EXERCISE PROMPT:
Nothing in the data should change when you return it, but leave the pictures out.

'''

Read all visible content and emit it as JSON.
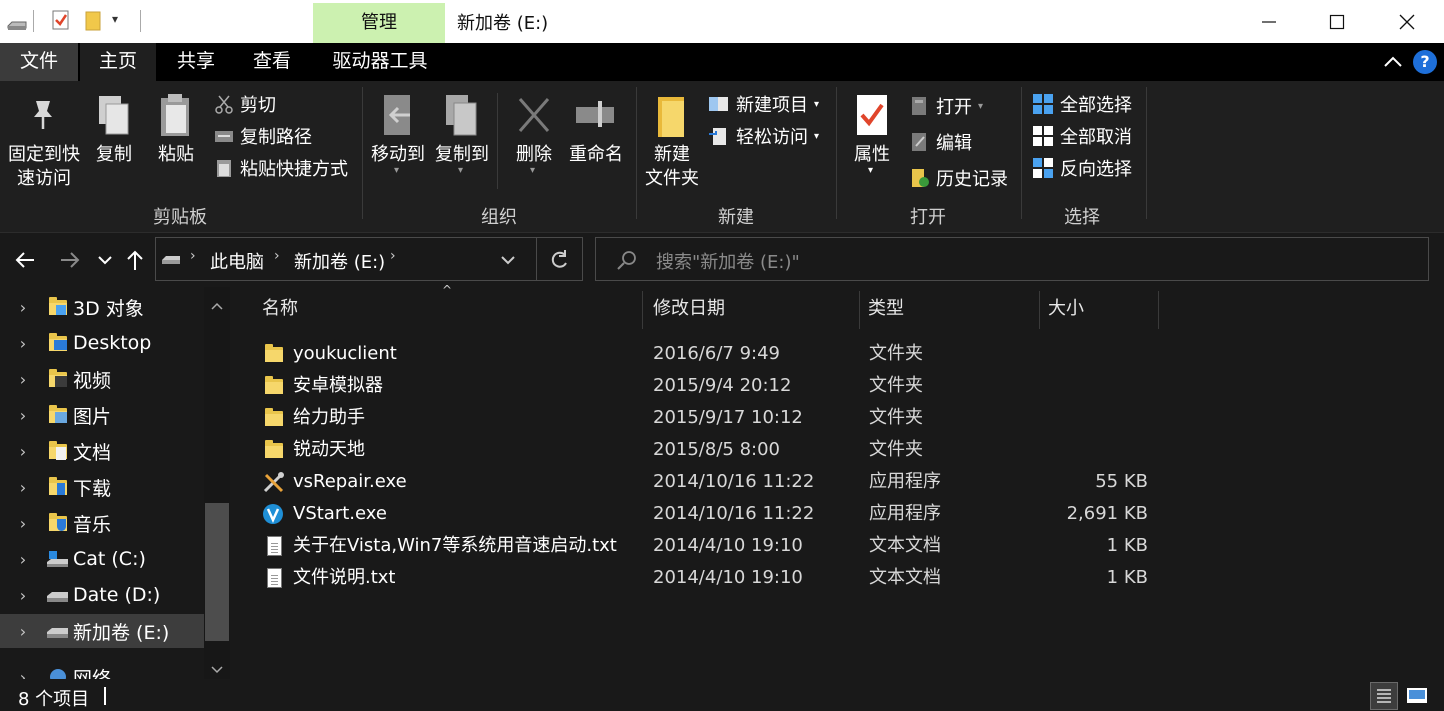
{
  "title_bar": {
    "context_tab": "管理",
    "window_title": "新加卷 (E:)"
  },
  "ribbon_tabs": [
    "文件",
    "主页",
    "共享",
    "查看",
    "驱动器工具"
  ],
  "ribbon": {
    "clipboard": {
      "pin_label_1": "固定到快",
      "pin_label_2": "速访问",
      "copy": "复制",
      "paste": "粘贴",
      "cut": "剪切",
      "copy_path": "复制路径",
      "paste_shortcut": "粘贴快捷方式",
      "group": "剪贴板"
    },
    "organize": {
      "move_to": "移动到",
      "copy_to": "复制到",
      "delete": "删除",
      "rename": "重命名",
      "group": "组织"
    },
    "new": {
      "new_folder_1": "新建",
      "new_folder_2": "文件夹",
      "new_item": "新建项目",
      "easy_access": "轻松访问",
      "group": "新建"
    },
    "open": {
      "properties": "属性",
      "open": "打开",
      "edit": "编辑",
      "history": "历史记录",
      "group": "打开"
    },
    "select": {
      "select_all": "全部选择",
      "select_none": "全部取消",
      "invert": "反向选择",
      "group": "选择"
    }
  },
  "address": {
    "crumb_1": "此电脑",
    "crumb_2": "新加卷 (E:)",
    "search_placeholder": "搜索\"新加卷 (E:)\""
  },
  "nav_pane": {
    "items": [
      {
        "label": "3D 对象",
        "icon": "3d-objects-icon"
      },
      {
        "label": "Desktop",
        "icon": "desktop-folder-icon"
      },
      {
        "label": "视频",
        "icon": "videos-folder-icon"
      },
      {
        "label": "图片",
        "icon": "pictures-folder-icon"
      },
      {
        "label": "文档",
        "icon": "documents-folder-icon"
      },
      {
        "label": "下载",
        "icon": "downloads-folder-icon"
      },
      {
        "label": "音乐",
        "icon": "music-folder-icon"
      },
      {
        "label": "Cat (C:)",
        "icon": "windows-drive-icon"
      },
      {
        "label": "Date (D:)",
        "icon": "drive-icon"
      },
      {
        "label": "新加卷 (E:)",
        "icon": "drive-icon",
        "selected": true
      },
      {
        "label": "网络",
        "icon": "network-icon"
      }
    ]
  },
  "file_list": {
    "columns": [
      "名称",
      "修改日期",
      "类型",
      "大小"
    ],
    "rows": [
      {
        "name": "youkuclient",
        "date": "2016/6/7 9:49",
        "type": "文件夹",
        "size": "",
        "icon": "folder-icon"
      },
      {
        "name": "安卓模拟器",
        "date": "2015/9/4 20:12",
        "type": "文件夹",
        "size": "",
        "icon": "folder-icon"
      },
      {
        "name": "给力助手",
        "date": "2015/9/17 10:12",
        "type": "文件夹",
        "size": "",
        "icon": "folder-icon"
      },
      {
        "name": "锐动天地",
        "date": "2015/8/5 8:00",
        "type": "文件夹",
        "size": "",
        "icon": "folder-icon"
      },
      {
        "name": "vsRepair.exe",
        "date": "2014/10/16 11:22",
        "type": "应用程序",
        "size": "55 KB",
        "icon": "tools-icon"
      },
      {
        "name": "VStart.exe",
        "date": "2014/10/16 11:22",
        "type": "应用程序",
        "size": "2,691 KB",
        "icon": "vstart-app-icon"
      },
      {
        "name": "关于在Vista,Win7等系统用音速启动.txt",
        "date": "2014/4/10 19:10",
        "type": "文本文档",
        "size": "1 KB",
        "icon": "text-file-icon"
      },
      {
        "name": "文件说明.txt",
        "date": "2014/4/10 19:10",
        "type": "文本文档",
        "size": "1 KB",
        "icon": "text-file-icon"
      }
    ]
  },
  "status_bar": {
    "item_count": "8 个项目"
  },
  "colors": {
    "background": "#191919",
    "ribbon": "#1f1f1f",
    "manage_tab": "#ccf1b0",
    "folder": "#e9c54b",
    "help": "#1e6fd9"
  }
}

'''

RESULT:
Read all visible content and emit it as JSON.
{
  "title_bar": {
    "context_tab": "管理",
    "window_title": "新加卷 (E:)"
  },
  "ribbon_tabs": [
    "文件",
    "主页",
    "共享",
    "查看",
    "驱动器工具"
  ],
  "ribbon": {
    "clipboard": {
      "pin_label_1": "固定到快",
      "pin_label_2": "速访问",
      "copy": "复制",
      "paste": "粘贴",
      "cut": "剪切",
      "copy_path": "复制路径",
      "paste_shortcut": "粘贴快捷方式",
      "group": "剪贴板"
    },
    "organize": {
      "move_to": "移动到",
      "copy_to": "复制到",
      "delete": "删除",
      "rename": "重命名",
      "group": "组织"
    },
    "new": {
      "new_folder_1": "新建",
      "new_folder_2": "文件夹",
      "new_item": "新建项目",
      "easy_access": "轻松访问",
      "group": "新建"
    },
    "open": {
      "properties": "属性",
      "open": "打开",
      "edit": "编辑",
      "history": "历史记录",
      "group": "打开"
    },
    "select": {
      "select_all": "全部选择",
      "select_none": "全部取消",
      "invert": "反向选择",
      "group": "选择"
    }
  },
  "address": {
    "crumb_1": "此电脑",
    "crumb_2": "新加卷 (E:)",
    "search_placeholder": "搜索\"新加卷 (E:)\""
  },
  "nav_pane": {
    "items": [
      {
        "label": "3D 对象",
        "icon": "3d-objects-icon"
      },
      {
        "label": "Desktop",
        "icon": "desktop-folder-icon"
      },
      {
        "label": "视频",
        "icon": "videos-folder-icon"
      },
      {
        "label": "图片",
        "icon": "pictures-folder-icon"
      },
      {
        "label": "文档",
        "icon": "documents-folder-icon"
      },
      {
        "label": "下载",
        "icon": "downloads-folder-icon"
      },
      {
        "label": "音乐",
        "icon": "music-folder-icon"
      },
      {
        "label": "Cat (C:)",
        "icon": "windows-drive-icon"
      },
      {
        "label": "Date (D:)",
        "icon": "drive-icon"
      },
      {
        "label": "新加卷 (E:)",
        "icon": "drive-icon",
        "selected": true
      },
      {
        "label": "网络",
        "icon": "network-icon"
      }
    ]
  },
  "file_list": {
    "columns": [
      "名称",
      "修改日期",
      "类型",
      "大小"
    ],
    "rows": [
      {
        "name": "youkuclient",
        "date": "2016/6/7 9:49",
        "type": "文件夹",
        "size": "",
        "icon": "folder-icon"
      },
      {
        "name": "安卓模拟器",
        "date": "2015/9/4 20:12",
        "type": "文件夹",
        "size": "",
        "icon": "folder-icon"
      },
      {
        "name": "给力助手",
        "date": "2015/9/17 10:12",
        "type": "文件夹",
        "size": "",
        "icon": "folder-icon"
      },
      {
        "name": "锐动天地",
        "date": "2015/8/5 8:00",
        "type": "文件夹",
        "size": "",
        "icon": "folder-icon"
      },
      {
        "name": "vsRepair.exe",
        "date": "2014/10/16 11:22",
        "type": "应用程序",
        "size": "55 KB",
        "icon": "tools-icon"
      },
      {
        "name": "VStart.exe",
        "date": "2014/10/16 11:22",
        "type": "应用程序",
        "size": "2,691 KB",
        "icon": "vstart-app-icon"
      },
      {
        "name": "关于在Vista,Win7等系统用音速启动.txt",
        "date": "2014/4/10 19:10",
        "type": "文本文档",
        "size": "1 KB",
        "icon": "text-file-icon"
      },
      {
        "name": "文件说明.txt",
        "date": "2014/4/10 19:10",
        "type": "文本文档",
        "size": "1 KB",
        "icon": "text-file-icon"
      }
    ]
  },
  "status_bar": {
    "item_count": "8 个项目"
  },
  "colors": {
    "background": "#191919",
    "ribbon": "#1f1f1f",
    "manage_tab": "#ccf1b0",
    "folder": "#e9c54b",
    "help": "#1e6fd9"
  }
}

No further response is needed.